Find the word "options" in the data below and copy each line that holds it.

----

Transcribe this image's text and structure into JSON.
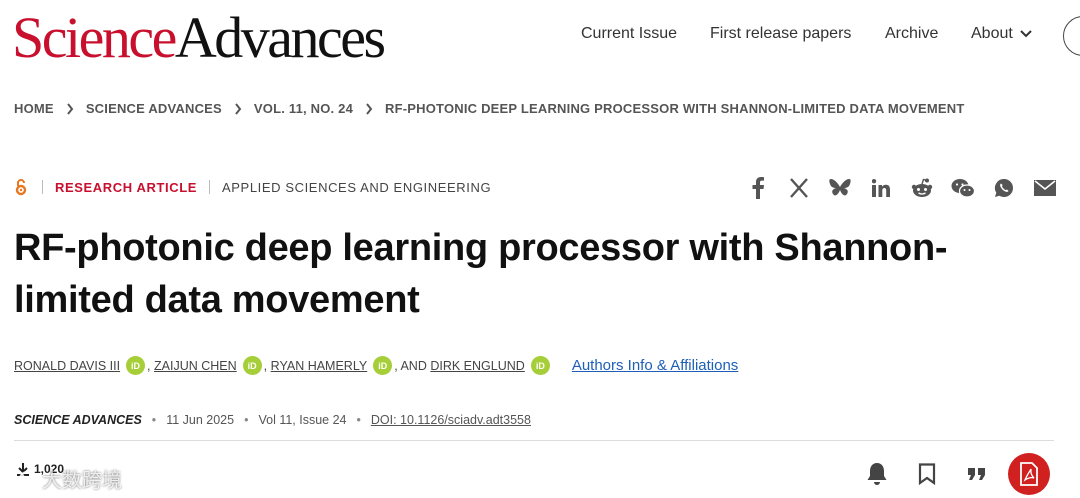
{
  "header": {
    "logo_science": "Science",
    "logo_advances": "Advances",
    "nav": [
      "Current Issue",
      "First release papers",
      "Archive"
    ],
    "nav_about": "About"
  },
  "breadcrumb": [
    "HOME",
    "SCIENCE ADVANCES",
    "VOL. 11, NO. 24",
    "RF-PHOTONIC DEEP LEARNING PROCESSOR WITH SHANNON-LIMITED DATA MOVEMENT"
  ],
  "article": {
    "type": "RESEARCH ARTICLE",
    "subject": "APPLIED SCIENCES AND ENGINEERING",
    "title": "RF-photonic deep learning processor with Shannon-limited data movement",
    "authors": [
      "RONALD DAVIS III",
      "ZAIJUN CHEN",
      "RYAN HAMERLY",
      "DIRK ENGLUND"
    ],
    "author_sep1": ",",
    "author_sep2": ",",
    "author_sep3": ", AND",
    "orcid_label": "iD",
    "affiliations_link": "Authors Info & Affiliations",
    "journal": "SCIENCE ADVANCES",
    "date": "11 Jun 2025",
    "volume": "Vol 11, Issue 24",
    "doi": "DOI: 10.1126/sciadv.adt3558",
    "downloads": "1,020"
  },
  "share_icons": [
    "facebook-icon",
    "x-icon",
    "bluesky-icon",
    "linkedin-icon",
    "reddit-icon",
    "wechat-icon",
    "whatsapp-icon",
    "email-icon"
  ],
  "watermark": "大数跨境",
  "colors": {
    "brand_red": "#c8102e",
    "orcid_green": "#a6ce39",
    "link_blue": "#1d5fb8",
    "pdf_red": "#d0201f"
  }
}
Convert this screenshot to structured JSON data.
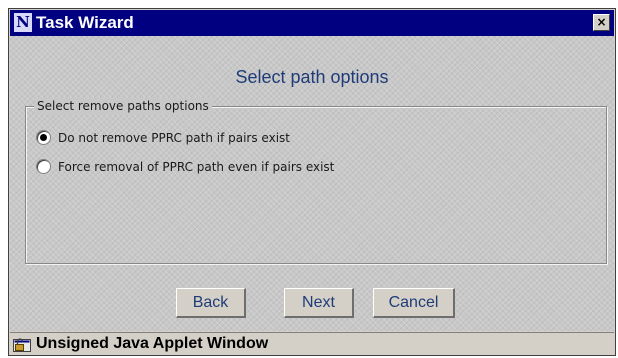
{
  "window": {
    "icon_glyph": "N",
    "title": "Task Wizard",
    "close_glyph": "×"
  },
  "heading": "Select path options",
  "group": {
    "legend": "Select remove paths options",
    "options": [
      {
        "label": "Do not remove PPRC path if pairs exist",
        "selected": true
      },
      {
        "label": "Force removal of PPRC path even if pairs exist",
        "selected": false
      }
    ]
  },
  "buttons": {
    "back": "Back",
    "next": "Next",
    "cancel": "Cancel"
  },
  "status": {
    "text": "Unsigned Java Applet Window",
    "icon": "unlocked-applet-icon"
  },
  "colors": {
    "titlebar": "#000080",
    "accent_text": "#1f3c78",
    "face": "#d4d0c8"
  }
}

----

Answer for the task>
  "heading": "Select path options",
    "legend": "Select remove paths options",
    "options": [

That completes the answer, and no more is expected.